Photography © Luis Lázaro Tijerina


Cap Diamant, MARCH 26, 2021

I stood on Cap Diamant looking out,
Storm clouds on the gray Atlantic horizon,
The winds slapping my face, but I did not care,
In these times, I am even indifferent to myself,
Wet grass wet beneath my feet,
The snow fades fast along the Citadelle Wall,
The squalls beat down against the port
of Lower Town,
Frontenac hotel windows glistening with rain,
La Promenade des Governeurs slick with puddles,
Beware of the slip that can take you down
into the abyss,
But is that not what you have always been
waiting for— the slugs, seaweed, that primal end,
beneath the array of sun and clouds,
Where you hear the loud carriage horse,
With hoofbeats and whip—that almost fatal snap,
Before you chance to take that walk—
The storm threating to come like loud trumpets,
among the rolling and desolate hills,
Where the multitudes have died.

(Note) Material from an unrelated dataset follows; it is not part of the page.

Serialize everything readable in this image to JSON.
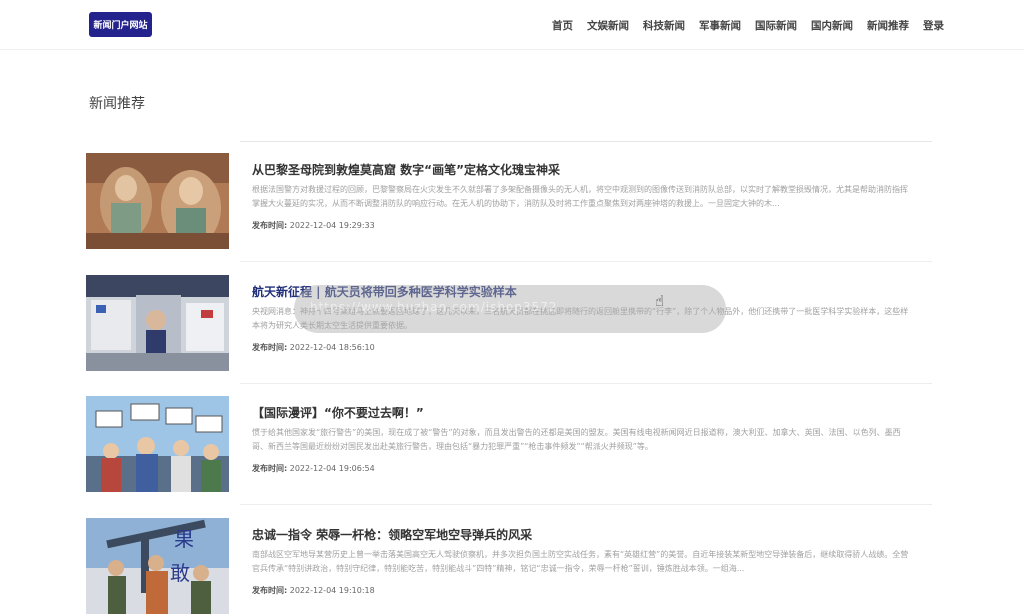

It is still daylight, the Martello Towers keep their watch,
on the old enemy across the border,
Trees, scrubs, glazes of snow bend into grief,
Invisible to those who died here,
I, a straggler, here among the ghosts of those,
Who perished on this monumental Plaines,
Broken like the brown grass,
Not yet ready to come to life with Springtime,
The silence and then the wind picks-up,
And I, like others, vanish into ashes along horizons,
The dark whirlwind takes our breath away,
A clumsy ride into the infinite universe,
Stars break into our private passageways,
That testament of hearsay.


Luis Lázaro Tijerina was born in Salina, Kansas. Mr. Tijerina has a Master of Art degree in history, concentration being military history and diplomacy. He is a published author of military theory, short stories, essays and poetry. Mr. Tijerina resides in Vermont.